Charter’s demonstration was able to use frequencies within the coaxial cables up to 1.8 GHz. That’s a big leap up from today’s maximum frequency utilization of 1.2 GHz. As a reminder, a cable network operates as a giant radio system that is captive inside of the coaxial copper wires. Increasing the range of spectrums used means opening up a big range of additional bandwidth capacity inside of the transmission. These new breakthroughs are akin to the creation of G.Fast which harnesses higher frequencies inside the telephone copper wires. While engineers can theoretically guess how the higher frequencies will behave, the reason for these early tests is to find all of the unexpected quirks of how the various frequencies interact inside of the coaxial network in real-life conditions. A coaxial cable is not a sealed environment and allows interference from the outside world that can interfere unexpectedly with parts of the transmission path.

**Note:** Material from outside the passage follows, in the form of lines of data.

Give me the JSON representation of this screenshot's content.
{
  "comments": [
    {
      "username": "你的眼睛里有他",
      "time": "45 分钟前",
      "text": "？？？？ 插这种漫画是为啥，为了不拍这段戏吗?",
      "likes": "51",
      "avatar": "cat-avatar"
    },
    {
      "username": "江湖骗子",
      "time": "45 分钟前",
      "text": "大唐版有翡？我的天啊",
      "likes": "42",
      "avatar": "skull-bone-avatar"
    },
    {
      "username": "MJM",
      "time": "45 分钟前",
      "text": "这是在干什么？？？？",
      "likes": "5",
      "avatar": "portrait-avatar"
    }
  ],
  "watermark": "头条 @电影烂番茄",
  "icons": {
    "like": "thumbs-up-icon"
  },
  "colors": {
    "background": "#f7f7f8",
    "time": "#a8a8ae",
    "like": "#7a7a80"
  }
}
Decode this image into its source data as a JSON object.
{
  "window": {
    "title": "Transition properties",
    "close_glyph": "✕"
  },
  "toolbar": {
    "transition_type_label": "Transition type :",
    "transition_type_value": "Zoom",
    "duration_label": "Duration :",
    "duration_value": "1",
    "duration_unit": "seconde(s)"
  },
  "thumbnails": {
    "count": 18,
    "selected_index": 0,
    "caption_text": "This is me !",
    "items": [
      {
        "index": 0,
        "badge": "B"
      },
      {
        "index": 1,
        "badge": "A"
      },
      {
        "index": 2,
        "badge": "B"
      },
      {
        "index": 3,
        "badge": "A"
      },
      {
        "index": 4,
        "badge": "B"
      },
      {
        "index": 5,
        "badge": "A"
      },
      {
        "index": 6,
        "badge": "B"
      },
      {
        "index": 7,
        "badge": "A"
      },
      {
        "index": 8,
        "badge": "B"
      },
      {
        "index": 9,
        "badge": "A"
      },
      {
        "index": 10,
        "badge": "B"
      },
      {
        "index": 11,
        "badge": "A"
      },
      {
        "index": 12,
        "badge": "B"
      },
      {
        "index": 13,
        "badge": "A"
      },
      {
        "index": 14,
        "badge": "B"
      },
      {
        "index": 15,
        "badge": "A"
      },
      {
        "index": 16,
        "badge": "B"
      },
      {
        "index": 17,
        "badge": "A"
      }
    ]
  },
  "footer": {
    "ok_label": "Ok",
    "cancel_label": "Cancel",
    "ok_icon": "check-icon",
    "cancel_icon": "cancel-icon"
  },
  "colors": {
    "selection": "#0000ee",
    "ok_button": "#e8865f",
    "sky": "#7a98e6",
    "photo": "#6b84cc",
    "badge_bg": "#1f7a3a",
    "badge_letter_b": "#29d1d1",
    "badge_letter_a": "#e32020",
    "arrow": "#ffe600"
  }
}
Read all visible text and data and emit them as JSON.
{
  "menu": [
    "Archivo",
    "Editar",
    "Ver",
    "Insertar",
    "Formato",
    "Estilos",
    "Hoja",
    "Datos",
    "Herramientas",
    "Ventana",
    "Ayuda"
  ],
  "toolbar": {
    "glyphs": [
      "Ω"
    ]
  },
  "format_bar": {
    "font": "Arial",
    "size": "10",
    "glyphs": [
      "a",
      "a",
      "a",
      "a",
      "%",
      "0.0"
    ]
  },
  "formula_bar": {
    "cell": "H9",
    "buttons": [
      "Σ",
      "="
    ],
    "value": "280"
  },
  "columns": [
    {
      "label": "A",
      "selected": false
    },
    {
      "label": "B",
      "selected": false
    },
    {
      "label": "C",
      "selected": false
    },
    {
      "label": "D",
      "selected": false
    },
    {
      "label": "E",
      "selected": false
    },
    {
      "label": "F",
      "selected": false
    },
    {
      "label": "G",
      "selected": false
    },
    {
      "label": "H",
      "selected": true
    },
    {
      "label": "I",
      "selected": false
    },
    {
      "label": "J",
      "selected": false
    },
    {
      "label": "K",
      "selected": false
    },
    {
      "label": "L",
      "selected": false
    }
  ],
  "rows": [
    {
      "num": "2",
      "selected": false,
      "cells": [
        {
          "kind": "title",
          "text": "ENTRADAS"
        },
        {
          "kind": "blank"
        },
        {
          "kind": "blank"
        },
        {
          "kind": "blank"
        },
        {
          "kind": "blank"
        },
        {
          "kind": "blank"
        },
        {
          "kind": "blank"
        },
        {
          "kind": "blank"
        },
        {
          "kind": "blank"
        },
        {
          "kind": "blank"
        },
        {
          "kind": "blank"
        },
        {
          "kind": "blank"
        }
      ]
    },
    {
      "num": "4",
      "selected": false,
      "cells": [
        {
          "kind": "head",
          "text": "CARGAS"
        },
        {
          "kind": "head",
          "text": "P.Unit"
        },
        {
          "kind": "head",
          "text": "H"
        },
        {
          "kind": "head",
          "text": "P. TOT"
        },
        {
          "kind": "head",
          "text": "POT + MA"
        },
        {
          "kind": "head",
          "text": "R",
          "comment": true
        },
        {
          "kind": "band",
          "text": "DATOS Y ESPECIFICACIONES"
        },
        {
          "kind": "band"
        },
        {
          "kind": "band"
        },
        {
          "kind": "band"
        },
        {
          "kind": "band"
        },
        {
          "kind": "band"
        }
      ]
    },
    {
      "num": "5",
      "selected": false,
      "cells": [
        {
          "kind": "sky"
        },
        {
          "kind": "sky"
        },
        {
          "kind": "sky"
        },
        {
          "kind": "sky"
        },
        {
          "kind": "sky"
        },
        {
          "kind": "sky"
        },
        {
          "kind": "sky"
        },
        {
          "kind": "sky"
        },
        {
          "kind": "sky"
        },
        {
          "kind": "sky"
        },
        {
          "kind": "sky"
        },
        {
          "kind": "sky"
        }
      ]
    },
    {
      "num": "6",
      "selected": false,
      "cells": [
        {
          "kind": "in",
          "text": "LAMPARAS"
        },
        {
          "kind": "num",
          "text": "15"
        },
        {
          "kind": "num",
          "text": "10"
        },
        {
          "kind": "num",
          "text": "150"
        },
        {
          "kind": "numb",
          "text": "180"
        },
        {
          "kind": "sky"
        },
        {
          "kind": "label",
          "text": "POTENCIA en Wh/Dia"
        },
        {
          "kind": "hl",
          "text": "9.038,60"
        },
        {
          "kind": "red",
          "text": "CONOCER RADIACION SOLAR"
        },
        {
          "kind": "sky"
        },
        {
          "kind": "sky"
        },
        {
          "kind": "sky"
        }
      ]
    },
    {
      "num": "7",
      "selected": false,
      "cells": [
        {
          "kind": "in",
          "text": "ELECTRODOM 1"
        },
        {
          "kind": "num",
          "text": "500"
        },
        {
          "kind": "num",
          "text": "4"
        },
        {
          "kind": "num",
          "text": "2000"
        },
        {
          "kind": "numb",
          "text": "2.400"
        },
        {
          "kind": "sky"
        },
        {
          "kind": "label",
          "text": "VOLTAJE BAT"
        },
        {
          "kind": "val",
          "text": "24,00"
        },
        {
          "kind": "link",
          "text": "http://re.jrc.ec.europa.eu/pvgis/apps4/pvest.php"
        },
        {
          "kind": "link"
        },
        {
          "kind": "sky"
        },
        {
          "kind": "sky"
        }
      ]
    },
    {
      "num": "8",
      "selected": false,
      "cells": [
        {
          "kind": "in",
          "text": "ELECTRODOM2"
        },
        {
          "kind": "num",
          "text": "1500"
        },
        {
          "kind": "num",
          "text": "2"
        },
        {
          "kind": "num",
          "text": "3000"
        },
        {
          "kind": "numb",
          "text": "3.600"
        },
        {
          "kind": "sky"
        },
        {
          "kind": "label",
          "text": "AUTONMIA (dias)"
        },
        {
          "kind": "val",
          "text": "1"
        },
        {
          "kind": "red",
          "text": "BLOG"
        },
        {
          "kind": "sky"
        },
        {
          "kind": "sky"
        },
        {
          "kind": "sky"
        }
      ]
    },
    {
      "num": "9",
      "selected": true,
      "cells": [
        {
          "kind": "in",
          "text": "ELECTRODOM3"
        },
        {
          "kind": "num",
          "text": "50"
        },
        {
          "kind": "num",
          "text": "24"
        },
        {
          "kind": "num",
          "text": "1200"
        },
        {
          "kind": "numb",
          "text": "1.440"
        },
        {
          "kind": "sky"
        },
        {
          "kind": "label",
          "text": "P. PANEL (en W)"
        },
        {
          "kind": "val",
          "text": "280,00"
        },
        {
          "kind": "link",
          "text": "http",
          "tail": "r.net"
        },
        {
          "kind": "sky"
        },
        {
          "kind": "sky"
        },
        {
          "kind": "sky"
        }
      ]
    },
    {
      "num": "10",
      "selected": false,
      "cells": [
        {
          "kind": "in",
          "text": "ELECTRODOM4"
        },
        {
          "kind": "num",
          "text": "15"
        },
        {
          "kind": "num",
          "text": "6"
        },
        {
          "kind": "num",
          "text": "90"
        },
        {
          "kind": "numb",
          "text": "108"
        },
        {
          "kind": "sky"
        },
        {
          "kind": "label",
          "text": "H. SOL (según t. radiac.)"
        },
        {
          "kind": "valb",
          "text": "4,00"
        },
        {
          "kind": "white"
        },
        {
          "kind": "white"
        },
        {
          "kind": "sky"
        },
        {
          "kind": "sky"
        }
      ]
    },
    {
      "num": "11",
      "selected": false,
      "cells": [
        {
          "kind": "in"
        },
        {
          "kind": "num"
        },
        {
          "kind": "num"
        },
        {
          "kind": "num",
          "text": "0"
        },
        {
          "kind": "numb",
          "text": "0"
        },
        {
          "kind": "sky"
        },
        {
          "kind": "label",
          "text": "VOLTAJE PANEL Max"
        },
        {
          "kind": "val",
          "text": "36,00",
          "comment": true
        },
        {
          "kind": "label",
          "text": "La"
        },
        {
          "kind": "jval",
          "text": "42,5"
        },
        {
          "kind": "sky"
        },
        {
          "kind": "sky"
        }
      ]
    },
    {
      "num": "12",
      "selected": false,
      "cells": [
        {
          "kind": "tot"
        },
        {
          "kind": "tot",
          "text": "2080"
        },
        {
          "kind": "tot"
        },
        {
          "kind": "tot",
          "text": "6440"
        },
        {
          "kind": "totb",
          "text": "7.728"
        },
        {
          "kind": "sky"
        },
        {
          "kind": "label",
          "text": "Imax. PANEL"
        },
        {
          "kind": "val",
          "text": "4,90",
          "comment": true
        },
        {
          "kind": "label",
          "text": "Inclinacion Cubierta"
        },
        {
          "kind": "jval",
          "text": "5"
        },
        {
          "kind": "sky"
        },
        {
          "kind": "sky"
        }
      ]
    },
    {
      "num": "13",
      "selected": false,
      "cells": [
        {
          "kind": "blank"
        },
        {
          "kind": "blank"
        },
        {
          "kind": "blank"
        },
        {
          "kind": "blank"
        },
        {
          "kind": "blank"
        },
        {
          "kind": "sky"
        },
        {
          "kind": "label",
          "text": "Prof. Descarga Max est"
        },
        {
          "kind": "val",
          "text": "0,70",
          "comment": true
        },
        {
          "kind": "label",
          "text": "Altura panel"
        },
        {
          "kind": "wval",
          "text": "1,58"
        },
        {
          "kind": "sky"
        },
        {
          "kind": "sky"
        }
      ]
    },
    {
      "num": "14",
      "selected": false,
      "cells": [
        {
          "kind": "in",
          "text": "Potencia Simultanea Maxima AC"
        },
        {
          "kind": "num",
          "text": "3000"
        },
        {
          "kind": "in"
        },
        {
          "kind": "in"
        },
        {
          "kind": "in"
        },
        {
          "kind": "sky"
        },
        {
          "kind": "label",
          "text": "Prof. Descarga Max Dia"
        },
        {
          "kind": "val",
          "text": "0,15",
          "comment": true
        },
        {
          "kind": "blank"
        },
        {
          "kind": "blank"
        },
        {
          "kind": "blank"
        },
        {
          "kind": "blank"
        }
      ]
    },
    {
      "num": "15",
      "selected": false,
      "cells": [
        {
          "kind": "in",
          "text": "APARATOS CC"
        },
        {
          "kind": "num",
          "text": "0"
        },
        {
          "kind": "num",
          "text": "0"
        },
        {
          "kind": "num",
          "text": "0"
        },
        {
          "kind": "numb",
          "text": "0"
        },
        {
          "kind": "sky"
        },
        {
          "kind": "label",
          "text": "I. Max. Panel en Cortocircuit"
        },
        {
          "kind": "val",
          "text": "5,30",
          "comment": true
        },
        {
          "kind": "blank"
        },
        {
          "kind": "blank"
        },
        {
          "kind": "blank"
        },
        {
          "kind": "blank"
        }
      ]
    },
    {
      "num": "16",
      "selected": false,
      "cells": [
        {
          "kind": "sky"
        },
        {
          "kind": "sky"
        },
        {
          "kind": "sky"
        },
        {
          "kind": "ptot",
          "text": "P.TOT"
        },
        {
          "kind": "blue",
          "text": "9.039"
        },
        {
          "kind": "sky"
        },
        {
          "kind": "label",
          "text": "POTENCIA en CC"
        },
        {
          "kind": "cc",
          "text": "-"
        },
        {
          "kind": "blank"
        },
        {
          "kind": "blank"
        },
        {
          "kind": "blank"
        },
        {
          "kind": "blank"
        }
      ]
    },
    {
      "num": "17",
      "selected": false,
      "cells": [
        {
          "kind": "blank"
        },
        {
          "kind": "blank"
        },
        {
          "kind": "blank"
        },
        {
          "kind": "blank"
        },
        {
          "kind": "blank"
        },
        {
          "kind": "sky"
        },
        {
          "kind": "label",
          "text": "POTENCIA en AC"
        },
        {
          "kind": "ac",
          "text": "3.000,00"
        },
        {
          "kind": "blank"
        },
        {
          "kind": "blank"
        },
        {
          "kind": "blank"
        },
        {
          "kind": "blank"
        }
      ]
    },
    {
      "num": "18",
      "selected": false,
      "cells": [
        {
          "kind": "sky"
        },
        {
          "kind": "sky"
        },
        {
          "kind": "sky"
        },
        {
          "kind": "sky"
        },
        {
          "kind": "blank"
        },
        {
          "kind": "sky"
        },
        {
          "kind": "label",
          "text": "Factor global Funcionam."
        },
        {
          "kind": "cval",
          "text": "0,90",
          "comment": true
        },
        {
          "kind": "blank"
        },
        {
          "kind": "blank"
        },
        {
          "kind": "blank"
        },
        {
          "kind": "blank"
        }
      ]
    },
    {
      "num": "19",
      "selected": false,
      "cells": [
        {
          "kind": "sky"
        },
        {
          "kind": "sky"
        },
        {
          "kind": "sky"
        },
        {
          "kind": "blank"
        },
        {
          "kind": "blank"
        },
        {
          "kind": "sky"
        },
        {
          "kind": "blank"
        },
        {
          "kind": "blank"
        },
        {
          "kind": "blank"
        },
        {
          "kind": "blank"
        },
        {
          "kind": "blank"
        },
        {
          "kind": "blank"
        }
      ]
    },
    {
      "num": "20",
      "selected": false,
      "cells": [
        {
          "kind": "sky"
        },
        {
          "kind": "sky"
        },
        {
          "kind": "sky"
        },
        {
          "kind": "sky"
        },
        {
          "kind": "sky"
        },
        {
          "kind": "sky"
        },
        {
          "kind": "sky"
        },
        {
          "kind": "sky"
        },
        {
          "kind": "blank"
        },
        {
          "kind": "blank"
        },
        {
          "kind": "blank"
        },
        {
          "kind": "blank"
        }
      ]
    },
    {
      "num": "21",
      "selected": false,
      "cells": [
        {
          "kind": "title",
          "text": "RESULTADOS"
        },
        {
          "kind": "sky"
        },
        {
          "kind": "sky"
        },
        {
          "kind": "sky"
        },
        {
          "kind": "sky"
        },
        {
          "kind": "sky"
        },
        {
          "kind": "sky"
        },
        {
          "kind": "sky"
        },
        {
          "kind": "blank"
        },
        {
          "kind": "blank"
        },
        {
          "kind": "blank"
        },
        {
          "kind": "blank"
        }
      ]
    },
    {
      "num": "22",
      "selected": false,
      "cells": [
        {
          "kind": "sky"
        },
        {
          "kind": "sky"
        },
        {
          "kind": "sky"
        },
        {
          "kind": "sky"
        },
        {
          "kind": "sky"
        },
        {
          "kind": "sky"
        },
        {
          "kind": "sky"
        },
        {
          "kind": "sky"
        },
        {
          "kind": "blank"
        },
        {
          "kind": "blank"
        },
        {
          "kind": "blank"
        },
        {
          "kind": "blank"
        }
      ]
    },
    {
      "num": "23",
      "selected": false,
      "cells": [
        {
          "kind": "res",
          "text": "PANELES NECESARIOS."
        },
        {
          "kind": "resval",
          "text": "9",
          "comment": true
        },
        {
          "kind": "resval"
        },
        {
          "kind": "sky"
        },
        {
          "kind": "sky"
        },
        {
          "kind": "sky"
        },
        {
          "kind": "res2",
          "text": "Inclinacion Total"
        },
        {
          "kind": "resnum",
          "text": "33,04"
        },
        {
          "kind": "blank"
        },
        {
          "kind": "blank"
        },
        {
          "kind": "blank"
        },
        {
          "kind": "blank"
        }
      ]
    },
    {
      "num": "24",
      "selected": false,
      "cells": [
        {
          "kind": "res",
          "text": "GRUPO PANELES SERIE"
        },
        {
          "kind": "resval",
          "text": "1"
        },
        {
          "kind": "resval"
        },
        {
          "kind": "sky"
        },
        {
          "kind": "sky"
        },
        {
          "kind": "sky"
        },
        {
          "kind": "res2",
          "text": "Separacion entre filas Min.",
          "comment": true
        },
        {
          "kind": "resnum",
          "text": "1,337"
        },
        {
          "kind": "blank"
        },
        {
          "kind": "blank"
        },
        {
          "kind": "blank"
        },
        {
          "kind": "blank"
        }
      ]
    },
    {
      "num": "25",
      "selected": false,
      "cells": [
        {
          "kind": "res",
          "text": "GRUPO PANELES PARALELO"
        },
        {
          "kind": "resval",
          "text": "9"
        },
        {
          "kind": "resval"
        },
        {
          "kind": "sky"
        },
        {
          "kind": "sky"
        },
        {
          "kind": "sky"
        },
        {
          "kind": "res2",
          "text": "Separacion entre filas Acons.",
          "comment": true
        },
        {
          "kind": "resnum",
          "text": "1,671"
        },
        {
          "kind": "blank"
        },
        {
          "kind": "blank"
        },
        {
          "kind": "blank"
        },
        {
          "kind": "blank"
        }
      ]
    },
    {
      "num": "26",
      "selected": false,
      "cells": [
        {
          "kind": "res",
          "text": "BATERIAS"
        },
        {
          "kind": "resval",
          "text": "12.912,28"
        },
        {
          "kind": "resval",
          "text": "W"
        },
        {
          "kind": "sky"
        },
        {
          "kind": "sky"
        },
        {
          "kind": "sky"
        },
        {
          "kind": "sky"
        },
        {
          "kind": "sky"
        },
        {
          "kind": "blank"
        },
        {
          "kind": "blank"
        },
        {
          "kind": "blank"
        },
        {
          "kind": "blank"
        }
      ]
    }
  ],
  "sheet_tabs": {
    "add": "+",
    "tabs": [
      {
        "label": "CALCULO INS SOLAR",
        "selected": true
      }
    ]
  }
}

Charter used equipment supplied by Vicma for the node, Teleste for amplifiers, and ATX Networks for taps. The node is the electronics that sit in a neighborhood and converts the signal from fiber onto the coaxial network. Amplifiers are needed because the signals in a coaxial system don’t travel very far without having to be amplified and refreshed. Taps are the devices that peel signals from the coaxial distribution network to feed into homes. A cable company will have to replace all of these components, plus install new modems, to upgrade to a higher frequency network – which means the DOCSIS 4.0 upgrade will be expensive.
One of the impressive changes from the Charter demo was that the company said it could overlay the new DOCSIS system over top of an existing cable network without respacing. That’s a big deal because respacing would mean moving existing channels to make room for the new bandwidth allocation.
Charter was able to achieve a download speed of 8.9 Gbps download and 6.2 Gbps upload. They feel confident they will be able to get this over 10 Gbps. Comcast achieved speeds on its test of 8.2 Gbps download and 5.1 Gbps upload. In addition to researching DOCSIS 4.0, Comcast is also looking for ways to use the new technology to beef up existing DOCSIS 3.1 networks to provide faster upload speeds earlier.
Both companies face a market dilemma. They are both under pressure to provide faster upload speeds today. If they don’t find ways to do that soon, they will lose customers to fiber overbuilders and even the FWA wireless ISPs. It’s going to be devastating news for cable stock prices in the first quarter after Charter or Comcast loses broadband customers – but the current market trajectory shows that’s likely to happen.
Both companies are still working on lab demos and are using a breadboard chip designed specifically for this test. The normal lab development process means fiddling with the chip and trying new versions until the scientists are satisfied. That process always takes a lot longer than executives want but is necessary to roll out a product that works right. But I have to wonder if cable executives are in a big hurry to make an expensive upgrade to DOCSIS 4.0 so soon after upgrading to DOCSIS 3.1.